> _Assignment_
Your reply should consist of one number: how many lines below contain "Dtos".

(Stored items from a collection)

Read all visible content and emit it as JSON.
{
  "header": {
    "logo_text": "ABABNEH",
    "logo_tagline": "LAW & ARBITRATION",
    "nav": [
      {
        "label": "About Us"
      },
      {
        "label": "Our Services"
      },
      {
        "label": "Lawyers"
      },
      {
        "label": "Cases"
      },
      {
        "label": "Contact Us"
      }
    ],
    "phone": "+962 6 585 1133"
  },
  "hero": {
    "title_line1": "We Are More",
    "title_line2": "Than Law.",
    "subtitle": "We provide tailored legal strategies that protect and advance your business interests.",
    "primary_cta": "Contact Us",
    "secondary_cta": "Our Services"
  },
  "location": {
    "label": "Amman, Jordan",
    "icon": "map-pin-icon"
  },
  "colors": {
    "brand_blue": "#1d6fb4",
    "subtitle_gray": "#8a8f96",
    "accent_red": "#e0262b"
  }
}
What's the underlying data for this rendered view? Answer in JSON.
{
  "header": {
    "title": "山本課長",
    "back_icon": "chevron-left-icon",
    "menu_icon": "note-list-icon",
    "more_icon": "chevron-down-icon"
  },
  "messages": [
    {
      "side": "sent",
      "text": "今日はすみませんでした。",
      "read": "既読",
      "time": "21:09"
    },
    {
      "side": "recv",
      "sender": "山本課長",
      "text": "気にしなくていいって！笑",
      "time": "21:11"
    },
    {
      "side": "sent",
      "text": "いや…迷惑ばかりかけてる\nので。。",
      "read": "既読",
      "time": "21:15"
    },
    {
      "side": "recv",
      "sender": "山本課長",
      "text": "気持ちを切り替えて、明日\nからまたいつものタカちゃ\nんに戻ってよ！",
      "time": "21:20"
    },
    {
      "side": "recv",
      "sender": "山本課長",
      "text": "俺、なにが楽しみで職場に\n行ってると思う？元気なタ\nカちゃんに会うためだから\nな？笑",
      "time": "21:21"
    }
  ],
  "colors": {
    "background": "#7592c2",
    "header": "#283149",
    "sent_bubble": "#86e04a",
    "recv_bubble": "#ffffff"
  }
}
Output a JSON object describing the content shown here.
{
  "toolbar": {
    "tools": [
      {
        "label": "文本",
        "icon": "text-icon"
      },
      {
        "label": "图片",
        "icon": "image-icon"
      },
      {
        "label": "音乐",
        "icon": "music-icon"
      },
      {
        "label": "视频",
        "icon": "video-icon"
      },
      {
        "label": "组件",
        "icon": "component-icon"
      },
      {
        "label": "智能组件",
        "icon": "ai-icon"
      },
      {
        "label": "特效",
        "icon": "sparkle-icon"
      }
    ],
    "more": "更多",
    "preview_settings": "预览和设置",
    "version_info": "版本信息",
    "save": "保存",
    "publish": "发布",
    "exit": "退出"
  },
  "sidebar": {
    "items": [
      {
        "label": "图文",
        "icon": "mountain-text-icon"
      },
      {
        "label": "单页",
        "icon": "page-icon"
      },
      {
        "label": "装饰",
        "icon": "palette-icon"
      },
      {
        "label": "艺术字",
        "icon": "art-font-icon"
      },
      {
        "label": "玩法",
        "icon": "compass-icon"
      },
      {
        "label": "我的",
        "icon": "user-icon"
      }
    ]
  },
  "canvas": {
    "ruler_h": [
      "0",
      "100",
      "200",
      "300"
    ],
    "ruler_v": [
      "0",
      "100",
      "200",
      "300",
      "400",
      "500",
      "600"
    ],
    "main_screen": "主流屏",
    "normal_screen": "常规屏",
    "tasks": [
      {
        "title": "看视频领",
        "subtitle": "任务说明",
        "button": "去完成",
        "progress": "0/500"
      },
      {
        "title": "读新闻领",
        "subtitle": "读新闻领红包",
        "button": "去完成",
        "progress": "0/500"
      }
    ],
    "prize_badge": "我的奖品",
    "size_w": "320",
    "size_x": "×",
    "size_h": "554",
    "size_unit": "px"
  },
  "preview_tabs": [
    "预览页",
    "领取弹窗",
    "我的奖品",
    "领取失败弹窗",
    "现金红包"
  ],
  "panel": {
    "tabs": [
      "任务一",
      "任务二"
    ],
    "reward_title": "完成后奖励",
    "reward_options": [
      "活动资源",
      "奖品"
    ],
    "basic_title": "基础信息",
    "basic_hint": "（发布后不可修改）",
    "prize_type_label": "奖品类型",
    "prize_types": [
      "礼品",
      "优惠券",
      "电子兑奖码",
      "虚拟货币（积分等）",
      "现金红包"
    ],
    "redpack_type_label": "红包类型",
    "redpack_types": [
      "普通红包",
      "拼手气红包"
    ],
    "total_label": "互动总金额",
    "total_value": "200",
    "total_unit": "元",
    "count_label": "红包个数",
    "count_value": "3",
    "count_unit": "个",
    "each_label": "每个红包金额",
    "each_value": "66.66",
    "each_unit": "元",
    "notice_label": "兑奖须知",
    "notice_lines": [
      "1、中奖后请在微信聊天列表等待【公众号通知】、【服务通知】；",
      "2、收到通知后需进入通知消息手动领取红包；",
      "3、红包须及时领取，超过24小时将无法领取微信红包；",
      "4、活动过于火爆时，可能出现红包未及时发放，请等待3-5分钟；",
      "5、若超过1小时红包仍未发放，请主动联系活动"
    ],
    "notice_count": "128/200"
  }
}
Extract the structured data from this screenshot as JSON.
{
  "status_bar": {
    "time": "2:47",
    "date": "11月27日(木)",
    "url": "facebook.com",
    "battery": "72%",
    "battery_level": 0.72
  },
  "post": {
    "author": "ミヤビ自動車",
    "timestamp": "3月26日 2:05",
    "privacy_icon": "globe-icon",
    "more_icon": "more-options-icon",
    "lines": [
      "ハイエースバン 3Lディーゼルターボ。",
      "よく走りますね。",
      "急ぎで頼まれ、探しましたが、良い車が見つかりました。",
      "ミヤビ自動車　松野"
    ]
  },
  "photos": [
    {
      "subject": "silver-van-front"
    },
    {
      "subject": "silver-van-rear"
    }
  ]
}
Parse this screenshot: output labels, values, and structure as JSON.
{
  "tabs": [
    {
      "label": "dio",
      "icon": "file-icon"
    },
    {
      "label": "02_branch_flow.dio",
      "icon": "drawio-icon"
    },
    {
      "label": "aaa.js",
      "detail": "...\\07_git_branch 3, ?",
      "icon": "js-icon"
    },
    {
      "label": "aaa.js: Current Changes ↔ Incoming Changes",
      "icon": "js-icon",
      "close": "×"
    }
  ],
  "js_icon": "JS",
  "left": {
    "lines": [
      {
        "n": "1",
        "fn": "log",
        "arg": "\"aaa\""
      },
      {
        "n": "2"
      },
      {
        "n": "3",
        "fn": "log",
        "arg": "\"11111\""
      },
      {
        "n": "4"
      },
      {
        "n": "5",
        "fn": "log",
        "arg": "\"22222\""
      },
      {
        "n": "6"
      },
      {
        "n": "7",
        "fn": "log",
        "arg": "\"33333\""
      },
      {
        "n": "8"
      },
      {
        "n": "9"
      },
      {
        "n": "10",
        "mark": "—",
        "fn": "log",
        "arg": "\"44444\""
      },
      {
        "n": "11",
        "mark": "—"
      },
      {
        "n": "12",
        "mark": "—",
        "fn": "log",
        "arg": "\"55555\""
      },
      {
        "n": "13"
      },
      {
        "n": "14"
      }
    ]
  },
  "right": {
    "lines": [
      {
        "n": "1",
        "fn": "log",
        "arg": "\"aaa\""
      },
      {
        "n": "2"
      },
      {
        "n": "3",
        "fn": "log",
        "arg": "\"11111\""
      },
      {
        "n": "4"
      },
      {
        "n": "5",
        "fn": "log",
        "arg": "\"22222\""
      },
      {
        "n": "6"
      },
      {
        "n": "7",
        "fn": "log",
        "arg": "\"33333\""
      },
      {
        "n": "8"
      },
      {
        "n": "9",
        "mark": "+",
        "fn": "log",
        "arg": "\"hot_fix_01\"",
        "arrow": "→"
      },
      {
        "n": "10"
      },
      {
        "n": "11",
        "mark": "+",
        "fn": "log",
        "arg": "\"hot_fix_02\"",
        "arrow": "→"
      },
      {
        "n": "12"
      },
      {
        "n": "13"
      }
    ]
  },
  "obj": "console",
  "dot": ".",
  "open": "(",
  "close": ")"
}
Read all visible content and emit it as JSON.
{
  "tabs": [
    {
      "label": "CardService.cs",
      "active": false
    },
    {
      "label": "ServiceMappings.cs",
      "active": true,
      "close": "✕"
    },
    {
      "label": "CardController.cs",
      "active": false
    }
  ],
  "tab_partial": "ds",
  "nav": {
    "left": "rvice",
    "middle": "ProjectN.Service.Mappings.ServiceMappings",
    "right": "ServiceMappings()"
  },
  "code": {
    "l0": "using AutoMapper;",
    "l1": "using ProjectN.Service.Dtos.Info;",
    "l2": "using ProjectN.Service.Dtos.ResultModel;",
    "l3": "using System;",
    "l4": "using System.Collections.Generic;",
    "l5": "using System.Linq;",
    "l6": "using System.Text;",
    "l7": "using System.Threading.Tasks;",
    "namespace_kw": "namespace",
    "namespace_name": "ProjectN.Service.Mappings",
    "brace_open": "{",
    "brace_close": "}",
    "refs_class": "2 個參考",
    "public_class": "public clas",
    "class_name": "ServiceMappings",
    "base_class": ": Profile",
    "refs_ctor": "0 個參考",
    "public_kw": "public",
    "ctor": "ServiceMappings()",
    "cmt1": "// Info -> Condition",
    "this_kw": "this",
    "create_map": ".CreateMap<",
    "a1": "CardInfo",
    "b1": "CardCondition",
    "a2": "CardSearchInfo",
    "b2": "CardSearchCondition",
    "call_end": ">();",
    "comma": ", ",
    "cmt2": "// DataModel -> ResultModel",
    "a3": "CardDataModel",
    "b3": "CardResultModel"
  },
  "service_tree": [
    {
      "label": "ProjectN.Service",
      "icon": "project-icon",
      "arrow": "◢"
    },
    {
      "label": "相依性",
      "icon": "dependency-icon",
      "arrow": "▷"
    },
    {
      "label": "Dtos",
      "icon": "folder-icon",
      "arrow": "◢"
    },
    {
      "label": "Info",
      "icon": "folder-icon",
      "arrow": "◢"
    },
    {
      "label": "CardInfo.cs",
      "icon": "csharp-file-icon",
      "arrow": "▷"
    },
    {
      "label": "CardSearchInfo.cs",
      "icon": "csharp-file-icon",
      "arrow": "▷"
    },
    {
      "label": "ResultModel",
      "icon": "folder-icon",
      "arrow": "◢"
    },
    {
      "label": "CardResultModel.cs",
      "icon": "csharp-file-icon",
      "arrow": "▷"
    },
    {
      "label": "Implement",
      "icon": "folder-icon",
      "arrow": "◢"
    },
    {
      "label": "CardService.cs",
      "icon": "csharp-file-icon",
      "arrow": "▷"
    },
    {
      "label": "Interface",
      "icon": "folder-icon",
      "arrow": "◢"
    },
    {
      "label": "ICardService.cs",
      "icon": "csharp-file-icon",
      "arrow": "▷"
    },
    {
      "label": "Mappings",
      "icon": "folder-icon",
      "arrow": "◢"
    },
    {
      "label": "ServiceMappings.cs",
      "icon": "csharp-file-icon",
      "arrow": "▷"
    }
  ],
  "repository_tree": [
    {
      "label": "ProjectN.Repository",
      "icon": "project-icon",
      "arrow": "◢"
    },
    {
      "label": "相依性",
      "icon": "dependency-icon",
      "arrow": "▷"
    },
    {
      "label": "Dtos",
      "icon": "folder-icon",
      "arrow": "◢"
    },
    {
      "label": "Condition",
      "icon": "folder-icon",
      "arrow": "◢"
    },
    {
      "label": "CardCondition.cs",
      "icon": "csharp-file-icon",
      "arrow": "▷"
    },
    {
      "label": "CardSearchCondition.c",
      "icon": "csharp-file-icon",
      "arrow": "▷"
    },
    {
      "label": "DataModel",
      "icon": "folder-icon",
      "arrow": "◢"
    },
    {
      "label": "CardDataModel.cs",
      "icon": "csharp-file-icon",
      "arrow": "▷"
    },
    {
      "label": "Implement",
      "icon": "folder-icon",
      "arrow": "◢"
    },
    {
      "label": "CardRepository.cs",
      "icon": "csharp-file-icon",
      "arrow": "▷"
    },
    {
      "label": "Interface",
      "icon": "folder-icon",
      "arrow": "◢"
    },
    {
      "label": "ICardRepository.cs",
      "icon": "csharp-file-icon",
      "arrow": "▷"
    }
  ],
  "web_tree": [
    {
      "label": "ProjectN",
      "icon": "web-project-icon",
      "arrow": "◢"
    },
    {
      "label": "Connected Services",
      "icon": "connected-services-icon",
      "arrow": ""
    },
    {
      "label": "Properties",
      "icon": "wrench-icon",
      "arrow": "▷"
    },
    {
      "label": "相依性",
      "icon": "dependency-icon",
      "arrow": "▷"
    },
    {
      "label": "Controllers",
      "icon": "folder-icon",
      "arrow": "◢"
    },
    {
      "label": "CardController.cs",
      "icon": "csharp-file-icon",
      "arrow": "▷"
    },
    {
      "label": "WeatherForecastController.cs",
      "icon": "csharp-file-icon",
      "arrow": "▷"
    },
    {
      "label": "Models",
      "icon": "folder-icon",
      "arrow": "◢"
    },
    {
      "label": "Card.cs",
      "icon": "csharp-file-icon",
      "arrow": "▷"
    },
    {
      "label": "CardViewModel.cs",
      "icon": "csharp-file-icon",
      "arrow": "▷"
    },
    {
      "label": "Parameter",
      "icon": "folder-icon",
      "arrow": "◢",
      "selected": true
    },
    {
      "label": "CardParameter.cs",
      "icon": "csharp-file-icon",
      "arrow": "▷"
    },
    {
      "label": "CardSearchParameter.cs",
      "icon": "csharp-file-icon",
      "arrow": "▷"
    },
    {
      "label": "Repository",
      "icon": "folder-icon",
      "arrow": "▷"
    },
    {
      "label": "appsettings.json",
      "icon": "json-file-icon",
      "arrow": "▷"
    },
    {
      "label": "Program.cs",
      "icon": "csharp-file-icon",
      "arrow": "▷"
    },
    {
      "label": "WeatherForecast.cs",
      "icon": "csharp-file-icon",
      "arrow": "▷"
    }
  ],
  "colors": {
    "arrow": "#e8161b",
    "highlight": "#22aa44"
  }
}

> _Task answer_
4